Urges elected trustees not to be threatened by false claims
By Kevin E. Foley
When the Cold Spring Village Board finally has a new Butterfield proposal before it a number of thorny issues will confront the elected officials as they assume the leadership role in determining the development parameters of the site. A strong taste of those contentious items emerged from the Village Board’s solicitation of the appointed Planning Board’s views on the likely issues that ultimately confront the entire village community as well as the residents of the rest of the town.
At a workshop meeting last Tuesday (June 19) the Planning Board finalized its report to the Village Board wherein it laid out what it believes are the significant challenges facing the community in allowing development of the site as well what it believes are the guidelines the Village Board should use to reach a negotiated development plan.
The planning board also put a stake in the ground regarding the context for any future consideration of Butterfield development plans. It candidly warned the village board “not to be threatened by false claims of property rights violations for not having permitted Mr. Guillaro to build what he wants.” And then a little further on in its report conclusion: “The village code, the comprehensive plan and public input are all valuable vehicles for modulating property rights to benefit the community.” The report concludes with, “Let’s keep Cold Spring special.”
The report makes clear that whatever confusion exists over roles and positions taken so far, the Planning Board is not sorry, rather it is proud its deliberations slowed down the developer’s plan so the issues involved can be more fully aired and addressed. The board also strongly rejects the perception they might have been expressing views on whim or in an unorganized manner. Instead the report argues that board members used the village’s comprehensive plan, the publicly held planning charette and their own experience in examining developer site plans as the basis for positions taken.
At the heart of the Planning Board’s concerns are questions regarding the long-term tax consequences of any housing proposals versus additional commercial development; the preservation of open space on the site; the need for design harmony with the rest of the village; the traffic impact on the village from the development; and the adequacy of the village infrastructure to meet new demands from the development.
Taxes and Housing
The developer Paul Guillaro withdrew his application for developing Butterfield the day after a meeting with the Planning Board, which had taken a 3-2 position against the presence of senior citizen market rate housing on the site. Guillaro claimed he could not move forward profitably without that element of the plan. In its new report the board frames its position as not being against the idea of such housing or against the developer’s need for profit. Rather the board seeks guarantees against what it believes are avoidable risks in committing to it.
Specifically the Planning Board wants the developer to create fee simple housing wherein ownership is direct (as in single family home ownership) and the tax burden is equal to other village homeowners. Under a condominium plan, which has ownership restrictions, the property tax burden is considerably less. Most members believe this constitutes a subsidy of the site by other village property owners, including senior citizens. The Planning Board also emphasized the need to closely cluster any housing to preserve as much open space on the site as possible.

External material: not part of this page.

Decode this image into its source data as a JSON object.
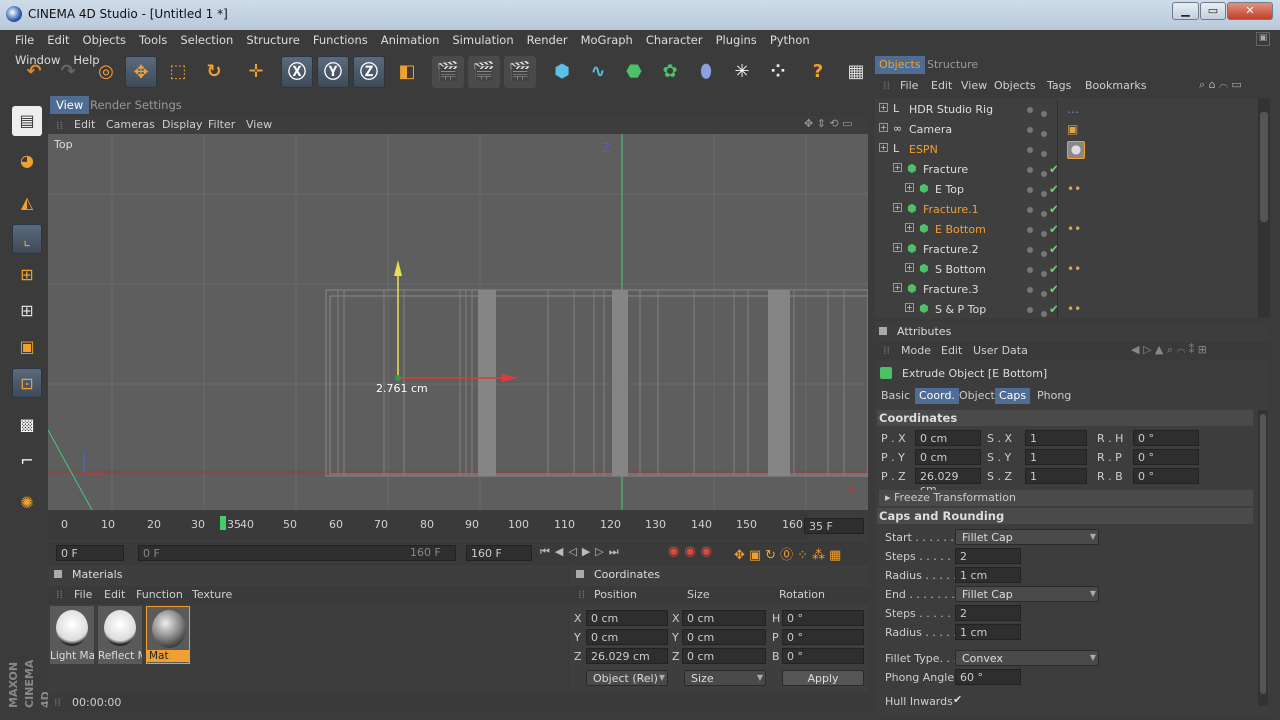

Housing design should also conform to current village look and the height of any buildings should conform to existing standards.
Affordable housing apartments were also in the original proposal and the Planning Board outright rejected this idea as too risky financially. Judith Rose, a local resident and professional in the field, had previously warned the board such housing (which is not subsidized by any government) is experiencing difficulty throughout the state from an inability to meet costs and tax obligations over time, presenting burdens to their localities. The board took the warning to heart. It argued that commercial development would be preferable. A belief that such a project would largely result in the “warehousing” of non-resident seniors also made such housing undesirable to pursue.

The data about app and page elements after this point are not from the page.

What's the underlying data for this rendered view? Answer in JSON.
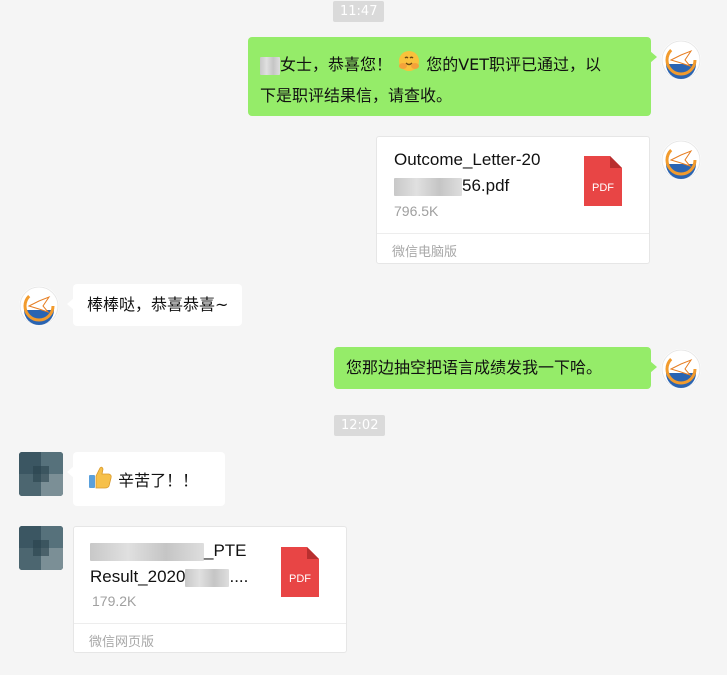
{
  "timestamps": [
    "11:47",
    "12:02"
  ],
  "messages": {
    "m1": {
      "prefix": "女士，恭喜您！",
      "rest": "您的VET职评已通过，以",
      "line2": "下是职评结果信，请查收。",
      "emoji": "hug-emoji"
    },
    "m2": {
      "name_line1": "Outcome_Letter-20",
      "name_line2_tail": "56.pdf",
      "size": "796.5K",
      "source": "微信电脑版",
      "icon_label": "PDF"
    },
    "m3": {
      "text": "棒棒哒，恭喜恭喜~"
    },
    "m4": {
      "text": "您那边抽空把语言成绩发我一下哈。"
    },
    "m5": {
      "text": "辛苦了！！",
      "emoji": "thumbs-up-emoji"
    },
    "m6": {
      "name_line1_tail": "_PTE",
      "name_line2_head": "Result_2020",
      "name_line2_tail": "....",
      "size": "179.2K",
      "source": "微信网页版",
      "icon_label": "PDF"
    }
  },
  "colors": {
    "sent_bubble": "#95ec69",
    "received_bubble": "#ffffff",
    "background": "#f5f5f5",
    "pdf_red": "#e84545"
  },
  "icons": {
    "agent_avatar": "bird-logo-avatar",
    "client_avatar": "mosaic-avatar"
  }
}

The Planning Board recommended that the village amend the village zoning code to broaden the possible uses within a B-4 district (Butterfield is B-4) creating more flexibility in a negotiation for a greater mix of commercial retail space and housing options. The board cautioned the village government not to go too far afield in its vision, remembering the impact on the remainder of the village.
A sliver of the Butterfield site would be rezoned R-1, if the Planning Board had its way, to allow for single family homes along Paulding Ave., which would be more in keeping with the general look of existing homes on that thoroughfare.
A traffic study for the entire 9D commercial area corridor, rather than just the Butterfield site was also recommended to assess total impact from adding as many 250 parking spaces on Butterfield. The potential occupation by county, town and village offices as well as police, courts, a post office and other commercial services raises the stakes for traffic consequences according to the Planning Board.
Hire an Engineer
The planning board encouraged the village trustees to pursue a negotiation with Guillaro, referring to him as “an honorable man.“ But it also said, “The Village Board should engage an engineering consultant if it intends to reach a conceptual agreement with the developer so it understands the implications of its decisions.” Beyond traffic, such infrastructure issues as adequate water pressure for fire protection, storm water runoff and the sewer system need study, according to the planning board.